Please read the following texts:
- Atkins v. Virginia from Wikipedia (We did this in class, already.)
- The majority opinion, written by Justice Stevens of the Supreme Court of the United States (Yes! This one! Read this one!!!)
- The dissenting opinion, written by Justice Scalia of the Supreme Court of the United States (We will do this in class tomorrow, so don’t do it tonight. Still, it’s here if you are interested.)
If, for some reason, these links don’t work, please go to the handouts page of our website. They are listed there, all under “Atkins v. Virginia.”
These texts may be challenging for you, but you should that you can read the actual opinions handed down by the Supreme Court. Not bad for 13 or 14-year-olds!
Remember the strategies we talked about in class: Notice when you are not understanding something. Knowing you have a problem is the first step to solving it! Talk to a friend about it. Read over any responses already posted here. They may help you understand more about the text even before you read it. Re-read. I often have to re-read difficult texts several times and even then I may not fully understand.

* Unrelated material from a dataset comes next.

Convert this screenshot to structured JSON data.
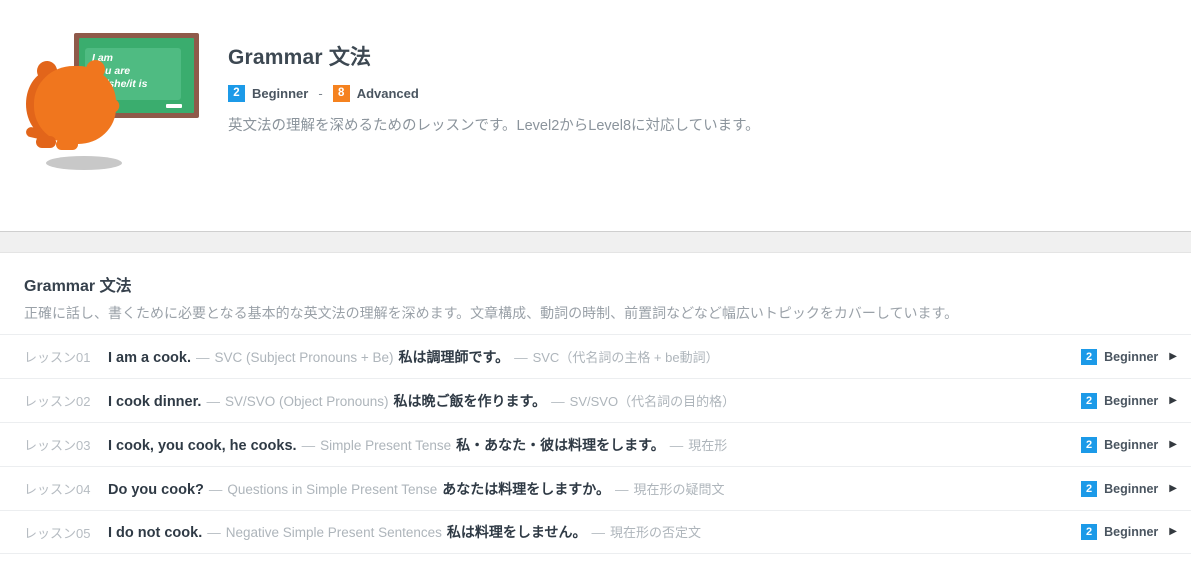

Here are some strategies that help me:
- I go back to where I last had a clue and re-read from there.
- If the text is really, really hard for me (as this one is, I must admit) I look over the whole thing and try to get a sense of organization of the text. Are there sections that have headings? If there are, I read it section by section keeping the heading in mind as a guide. If there is no heading or title, I try to think what the heading. might be if there were one.
- For the most difficult texts that I read I go paragraph by paragraph and think about (or even jot down) what the gist of each paragraph is. This is time consuming and rather annoying, but it works for me with really, really difficult non-fiction.
- TURN OFF THE NOISE! That means no computer open (if I’m not actually reading online), no music playing, no texting while you read. Multi-tasking is a myth. Difficult tasks require real concentration.
- Be kind to yourself. This is really hard stuff, and it’s your first time (I assume?) that you are reading actual legal documents. Do not get so frustrated that you scrunch the paper up and throw it across the room! Keep breathing. You’ll be fine.
For your written response here, please give your understanding of the case and Justice Stevens’ reasons for his opinion. Then, explain whether you agree or disagree with Justice Stevens or not. How would you find if you were on the Supreme Court?